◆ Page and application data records
[Start of Attachment]

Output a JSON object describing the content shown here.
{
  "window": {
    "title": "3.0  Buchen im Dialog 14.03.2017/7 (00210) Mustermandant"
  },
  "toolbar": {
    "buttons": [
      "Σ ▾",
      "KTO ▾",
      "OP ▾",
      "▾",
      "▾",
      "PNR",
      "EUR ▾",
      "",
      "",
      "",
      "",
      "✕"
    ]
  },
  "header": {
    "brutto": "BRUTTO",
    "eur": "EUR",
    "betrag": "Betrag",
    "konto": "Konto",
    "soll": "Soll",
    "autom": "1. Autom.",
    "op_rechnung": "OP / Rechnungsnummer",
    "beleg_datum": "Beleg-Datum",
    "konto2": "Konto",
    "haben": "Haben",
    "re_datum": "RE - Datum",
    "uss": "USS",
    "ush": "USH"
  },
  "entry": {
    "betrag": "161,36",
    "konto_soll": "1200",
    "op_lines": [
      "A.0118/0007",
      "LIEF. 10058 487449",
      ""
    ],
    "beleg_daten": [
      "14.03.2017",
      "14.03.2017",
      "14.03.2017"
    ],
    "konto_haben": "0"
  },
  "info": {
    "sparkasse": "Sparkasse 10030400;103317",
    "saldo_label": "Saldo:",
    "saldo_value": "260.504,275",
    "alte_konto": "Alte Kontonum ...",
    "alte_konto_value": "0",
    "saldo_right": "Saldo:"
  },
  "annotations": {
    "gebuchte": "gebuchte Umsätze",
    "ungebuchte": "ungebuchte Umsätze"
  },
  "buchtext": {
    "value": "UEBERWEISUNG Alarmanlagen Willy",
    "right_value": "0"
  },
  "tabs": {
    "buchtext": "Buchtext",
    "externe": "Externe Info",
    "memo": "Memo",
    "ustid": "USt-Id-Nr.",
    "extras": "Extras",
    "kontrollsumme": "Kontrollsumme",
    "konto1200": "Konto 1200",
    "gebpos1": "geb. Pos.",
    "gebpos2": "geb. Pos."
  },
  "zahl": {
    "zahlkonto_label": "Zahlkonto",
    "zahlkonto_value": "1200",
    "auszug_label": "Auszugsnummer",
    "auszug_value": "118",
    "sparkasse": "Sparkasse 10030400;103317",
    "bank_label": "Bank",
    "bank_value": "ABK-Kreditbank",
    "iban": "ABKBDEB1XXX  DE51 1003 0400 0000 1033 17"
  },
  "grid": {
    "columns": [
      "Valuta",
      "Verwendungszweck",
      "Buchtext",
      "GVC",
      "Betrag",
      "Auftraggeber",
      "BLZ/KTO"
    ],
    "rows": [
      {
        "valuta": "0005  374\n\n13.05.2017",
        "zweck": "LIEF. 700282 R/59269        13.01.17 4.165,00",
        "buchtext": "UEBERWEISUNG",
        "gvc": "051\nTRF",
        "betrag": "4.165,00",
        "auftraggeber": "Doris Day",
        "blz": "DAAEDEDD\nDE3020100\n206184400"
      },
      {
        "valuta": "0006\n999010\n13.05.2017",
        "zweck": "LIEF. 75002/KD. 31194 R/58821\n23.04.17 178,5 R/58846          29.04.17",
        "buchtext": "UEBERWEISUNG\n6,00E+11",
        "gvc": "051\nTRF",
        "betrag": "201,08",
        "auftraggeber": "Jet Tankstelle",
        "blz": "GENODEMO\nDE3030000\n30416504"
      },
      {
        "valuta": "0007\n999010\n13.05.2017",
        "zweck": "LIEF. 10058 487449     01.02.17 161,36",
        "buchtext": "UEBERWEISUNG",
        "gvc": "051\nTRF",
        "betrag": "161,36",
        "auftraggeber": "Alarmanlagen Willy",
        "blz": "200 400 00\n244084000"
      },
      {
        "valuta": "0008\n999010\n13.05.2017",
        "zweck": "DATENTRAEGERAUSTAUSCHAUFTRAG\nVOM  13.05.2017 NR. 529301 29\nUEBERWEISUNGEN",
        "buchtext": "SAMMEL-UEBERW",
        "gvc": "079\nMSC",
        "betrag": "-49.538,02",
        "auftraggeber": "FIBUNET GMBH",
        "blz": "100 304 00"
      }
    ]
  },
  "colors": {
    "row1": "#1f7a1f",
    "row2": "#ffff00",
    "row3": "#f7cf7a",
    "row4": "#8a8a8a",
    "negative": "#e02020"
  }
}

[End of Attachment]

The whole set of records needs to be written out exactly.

Output a JSON object describing the content shown here.
{
  "window": {
    "title": "3.0  Buchen im Dialog 14.03.2017/7 (00210) Mustermandant"
  },
  "toolbar": {
    "buttons": [
      "Σ ▾",
      "KTO ▾",
      "OP ▾",
      "▾",
      "▾",
      "PNR",
      "EUR ▾",
      "",
      "",
      "",
      "",
      "✕"
    ]
  },
  "header": {
    "brutto": "BRUTTO",
    "eur": "EUR",
    "betrag": "Betrag",
    "konto": "Konto",
    "soll": "Soll",
    "autom": "1. Autom.",
    "op_rechnung": "OP / Rechnungsnummer",
    "beleg_datum": "Beleg-Datum",
    "konto2": "Konto",
    "haben": "Haben",
    "re_datum": "RE - Datum",
    "uss": "USS",
    "ush": "USH"
  },
  "entry": {
    "betrag": "161,36",
    "konto_soll": "1200",
    "op_lines": [
      "A.0118/0007",
      "LIEF. 10058 487449",
      ""
    ],
    "beleg_daten": [
      "14.03.2017",
      "14.03.2017",
      "14.03.2017"
    ],
    "konto_haben": "0"
  },
  "info": {
    "sparkasse": "Sparkasse 10030400;103317",
    "saldo_label": "Saldo:",
    "saldo_value": "260.504,275",
    "alte_konto": "Alte Kontonum ...",
    "alte_konto_value": "0",
    "saldo_right": "Saldo:"
  },
  "annotations": {
    "gebuchte": "gebuchte Umsätze",
    "ungebuchte": "ungebuchte Umsätze"
  },
  "buchtext": {
    "value": "UEBERWEISUNG Alarmanlagen Willy",
    "right_value": "0"
  },
  "tabs": {
    "buchtext": "Buchtext",
    "externe": "Externe Info",
    "memo": "Memo",
    "ustid": "USt-Id-Nr.",
    "extras": "Extras",
    "kontrollsumme": "Kontrollsumme",
    "konto1200": "Konto 1200",
    "gebpos1": "geb. Pos.",
    "gebpos2": "geb. Pos."
  },
  "zahl": {
    "zahlkonto_label": "Zahlkonto",
    "zahlkonto_value": "1200",
    "auszug_label": "Auszugsnummer",
    "auszug_value": "118",
    "sparkasse": "Sparkasse 10030400;103317",
    "bank_label": "Bank",
    "bank_value": "ABK-Kreditbank",
    "iban": "ABKBDEB1XXX  DE51 1003 0400 0000 1033 17"
  },
  "grid": {
    "columns": [
      "Valuta",
      "Verwendungszweck",
      "Buchtext",
      "GVC",
      "Betrag",
      "Auftraggeber",
      "BLZ/KTO"
    ],
    "rows": [
      {
        "valuta": "0005  374\n\n13.05.2017",
        "zweck": "LIEF. 700282 R/59269        13.01.17 4.165,00",
        "buchtext": "UEBERWEISUNG",
        "gvc": "051\nTRF",
        "betrag": "4.165,00",
        "auftraggeber": "Doris Day",
        "blz": "DAAEDEDD\nDE3020100\n206184400"
      },
      {
        "valuta": "0006\n999010\n13.05.2017",
        "zweck": "LIEF. 75002/KD. 31194 R/58821\n23.04.17 178,5 R/58846          29.04.17",
        "buchtext": "UEBERWEISUNG\n6,00E+11",
        "gvc": "051\nTRF",
        "betrag": "201,08",
        "auftraggeber": "Jet Tankstelle",
        "blz": "GENODEMO\nDE3030000\n30416504"
      },
      {
        "valuta": "0007\n999010\n13.05.2017",
        "zweck": "LIEF. 10058 487449     01.02.17 161,36",
        "buchtext": "UEBERWEISUNG",
        "gvc": "051\nTRF",
        "betrag": "161,36",
        "auftraggeber": "Alarmanlagen Willy",
        "blz": "200 400 00\n244084000"
      },
      {
        "valuta": "0008\n999010\n13.05.2017",
        "zweck": "DATENTRAEGERAUSTAUSCHAUFTRAG\nVOM  13.05.2017 NR. 529301 29\nUEBERWEISUNGEN",
        "buchtext": "SAMMEL-UEBERW",
        "gvc": "079\nMSC",
        "betrag": "-49.538,02",
        "auftraggeber": "FIBUNET GMBH",
        "blz": "100 304 00"
      }
    ]
  },
  "colors": {
    "row1": "#1f7a1f",
    "row2": "#ffff00",
    "row3": "#f7cf7a",
    "row4": "#8a8a8a",
    "negative": "#e02020"
  }
}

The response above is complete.